**Directions for this task**
Here is a listing. Repeat it exactly and in its entirety.

**Data shown**
|---|

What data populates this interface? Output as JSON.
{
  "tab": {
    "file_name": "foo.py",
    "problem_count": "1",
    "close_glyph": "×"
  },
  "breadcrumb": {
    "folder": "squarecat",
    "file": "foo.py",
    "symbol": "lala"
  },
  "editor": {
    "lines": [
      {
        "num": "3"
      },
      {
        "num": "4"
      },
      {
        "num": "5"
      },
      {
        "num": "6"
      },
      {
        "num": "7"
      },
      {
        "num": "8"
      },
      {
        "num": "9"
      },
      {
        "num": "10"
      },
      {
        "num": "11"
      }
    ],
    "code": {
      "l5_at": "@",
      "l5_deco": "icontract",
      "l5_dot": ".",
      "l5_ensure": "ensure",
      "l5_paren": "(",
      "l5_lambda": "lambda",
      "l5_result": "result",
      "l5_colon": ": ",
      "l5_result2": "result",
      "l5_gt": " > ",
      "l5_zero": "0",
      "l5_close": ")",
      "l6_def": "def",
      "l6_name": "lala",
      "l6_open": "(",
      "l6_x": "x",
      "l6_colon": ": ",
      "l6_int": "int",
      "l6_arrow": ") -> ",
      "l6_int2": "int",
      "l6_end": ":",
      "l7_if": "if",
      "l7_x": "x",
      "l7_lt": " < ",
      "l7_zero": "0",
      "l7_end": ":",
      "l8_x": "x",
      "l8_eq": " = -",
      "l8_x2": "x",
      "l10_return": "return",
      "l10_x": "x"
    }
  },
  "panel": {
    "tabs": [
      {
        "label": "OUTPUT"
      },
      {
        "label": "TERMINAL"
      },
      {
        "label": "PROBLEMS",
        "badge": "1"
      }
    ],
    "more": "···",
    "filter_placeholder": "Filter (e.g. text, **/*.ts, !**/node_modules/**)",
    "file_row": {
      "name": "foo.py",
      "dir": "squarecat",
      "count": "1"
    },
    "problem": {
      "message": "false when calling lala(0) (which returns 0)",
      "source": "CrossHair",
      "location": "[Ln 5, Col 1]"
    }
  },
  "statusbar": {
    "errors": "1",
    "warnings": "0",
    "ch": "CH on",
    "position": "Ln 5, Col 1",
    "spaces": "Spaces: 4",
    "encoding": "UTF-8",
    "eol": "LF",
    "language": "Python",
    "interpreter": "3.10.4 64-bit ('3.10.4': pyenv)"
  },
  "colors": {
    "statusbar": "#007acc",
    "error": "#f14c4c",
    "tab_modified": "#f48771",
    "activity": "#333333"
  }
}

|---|

**Your solution**
What data populates this interface? Output as JSON.
{
  "tab": {
    "file_name": "foo.py",
    "problem_count": "1",
    "close_glyph": "×"
  },
  "breadcrumb": {
    "folder": "squarecat",
    "file": "foo.py",
    "symbol": "lala"
  },
  "editor": {
    "lines": [
      {
        "num": "3"
      },
      {
        "num": "4"
      },
      {
        "num": "5"
      },
      {
        "num": "6"
      },
      {
        "num": "7"
      },
      {
        "num": "8"
      },
      {
        "num": "9"
      },
      {
        "num": "10"
      },
      {
        "num": "11"
      }
    ],
    "code": {
      "l5_at": "@",
      "l5_deco": "icontract",
      "l5_dot": ".",
      "l5_ensure": "ensure",
      "l5_paren": "(",
      "l5_lambda": "lambda",
      "l5_result": "result",
      "l5_colon": ": ",
      "l5_result2": "result",
      "l5_gt": " > ",
      "l5_zero": "0",
      "l5_close": ")",
      "l6_def": "def",
      "l6_name": "lala",
      "l6_open": "(",
      "l6_x": "x",
      "l6_colon": ": ",
      "l6_int": "int",
      "l6_arrow": ") -> ",
      "l6_int2": "int",
      "l6_end": ":",
      "l7_if": "if",
      "l7_x": "x",
      "l7_lt": " < ",
      "l7_zero": "0",
      "l7_end": ":",
      "l8_x": "x",
      "l8_eq": " = -",
      "l8_x2": "x",
      "l10_return": "return",
      "l10_x": "x"
    }
  },
  "panel": {
    "tabs": [
      {
        "label": "OUTPUT"
      },
      {
        "label": "TERMINAL"
      },
      {
        "label": "PROBLEMS",
        "badge": "1"
      }
    ],
    "more": "···",
    "filter_placeholder": "Filter (e.g. text, **/*.ts, !**/node_modules/**)",
    "file_row": {
      "name": "foo.py",
      "dir": "squarecat",
      "count": "1"
    },
    "problem": {
      "message": "false when calling lala(0) (which returns 0)",
      "source": "CrossHair",
      "location": "[Ln 5, Col 1]"
    }
  },
  "statusbar": {
    "errors": "1",
    "warnings": "0",
    "ch": "CH on",
    "position": "Ln 5, Col 1",
    "spaces": "Spaces: 4",
    "encoding": "UTF-8",
    "eol": "LF",
    "language": "Python",
    "interpreter": "3.10.4 64-bit ('3.10.4': pyenv)"
  },
  "colors": {
    "statusbar": "#007acc",
    "error": "#f14c4c",
    "tab_modified": "#f48771",
    "activity": "#333333"
  }
}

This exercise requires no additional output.